Results & concerns
Umberger underscores it’s still too early in the program to guarantee what the final outcome will be. But the past is prologue.

One dramatic early example of success is on Route 211 as it leaves Sperryville and ascends upward toward the Page County line to the entrance to the Shenandoah National Park.

From 2005 to 2010, there were 75 non-animal crashes on that stretch of roadway with an injury crash rate of 420 per 100 million vehicle miles travelled and a fatal crash rate of 39 per 100 million miles travelled.

From 2012 to 2017, after the rumble strips were installed, the same roadway experienced 44 crashes, or a 41 percent reduction, and injury crash rate reduction of 56% and a 100 percent reduction in fatalities.

A similar reduction of all parameters of highway safety occurred after the strips where in installed on Route 20 in Albemarle County north of Irish Road to the Orange County line.

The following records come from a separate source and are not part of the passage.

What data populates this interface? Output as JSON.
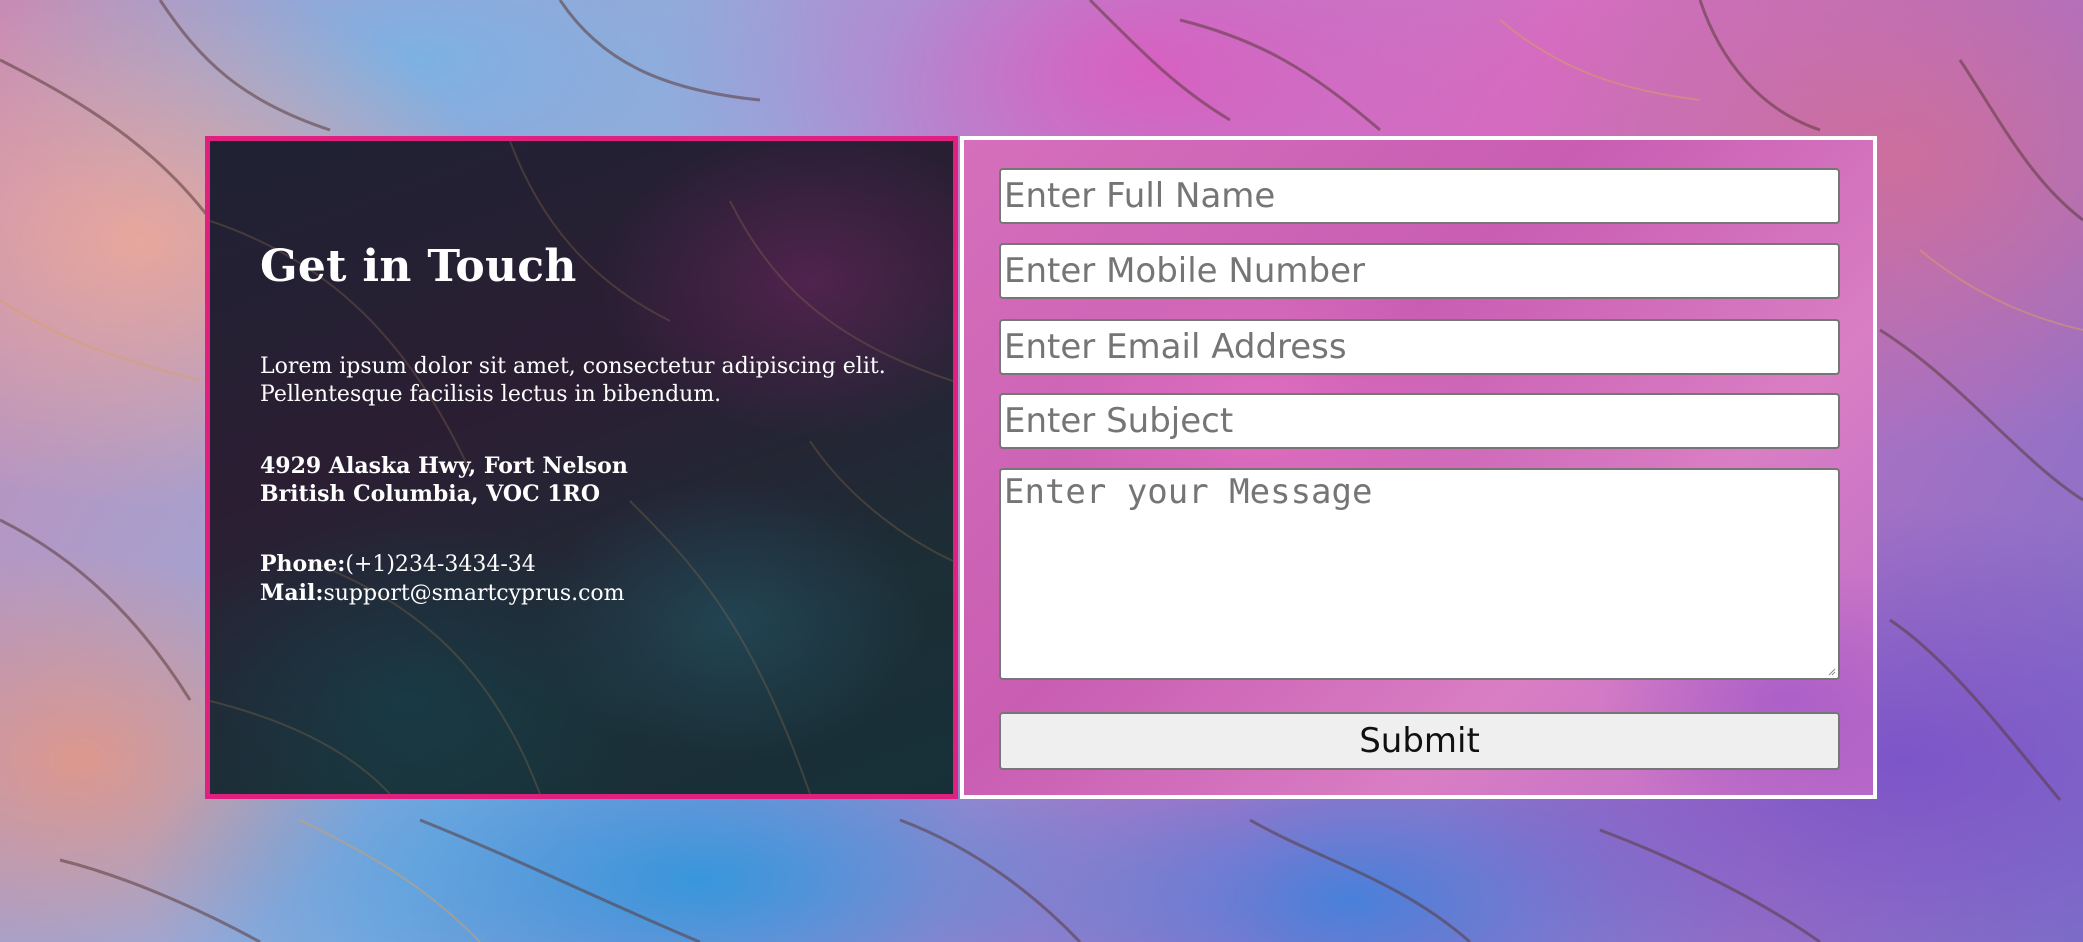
{
  "contact_info": {
    "heading": "Get in Touch",
    "intro": "Lorem ipsum dolor sit amet, consectetur adipiscing elit. Pellentesque facilisis lectus in bibendum.",
    "address_line1": "4929 Alaska Hwy, Fort Nelson",
    "address_line2": "British Columbia, VOC 1RO",
    "phone_label": "Phone:",
    "phone_value": "(+1)234-3434-34",
    "mail_label": "Mail:",
    "mail_value": "support@smartcyprus.com"
  },
  "form": {
    "full_name_placeholder": "Enter Full Name",
    "mobile_placeholder": "Enter Mobile Number",
    "email_placeholder": "Enter Email Address",
    "subject_placeholder": "Enter Subject",
    "message_placeholder": "Enter your Message",
    "submit_label": "Submit"
  },
  "colors": {
    "left_panel_border": "#e0207e",
    "right_panel_border": "#ffffff",
    "text": "#ffffff"
  }
}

Clearly, the promise of significantly saving lives and reducing injuries in the Piedmont is impressive. However, Umberger stresses he’s only into the first year of the accelerated program and the overall numbers are not yet where he wants them to be.

“The early results have been very good and we hope we can continue to see the success grow.”

Notwithstanding the obvious benefits of the program, Umberer opines there are some complaints associated with the strips.

“Some people don’t like the noise when their vehicle run over the strips. Others hear occasional road sound from their residences. We really need people to understand we are trying to get people to stay on the road and increasing drive awareness,” said Umberger.

The leadership and employees of VDOT are to be commended for aggressively pursuing policies that protect the lives of loved ones and friends.

Our part of the compact is to keep eyes on the road and hands on the wheel. Safe journey.

Published in the November 14, 2018 edition of the Fauquier Times.   

Categories : HAGARTY TALES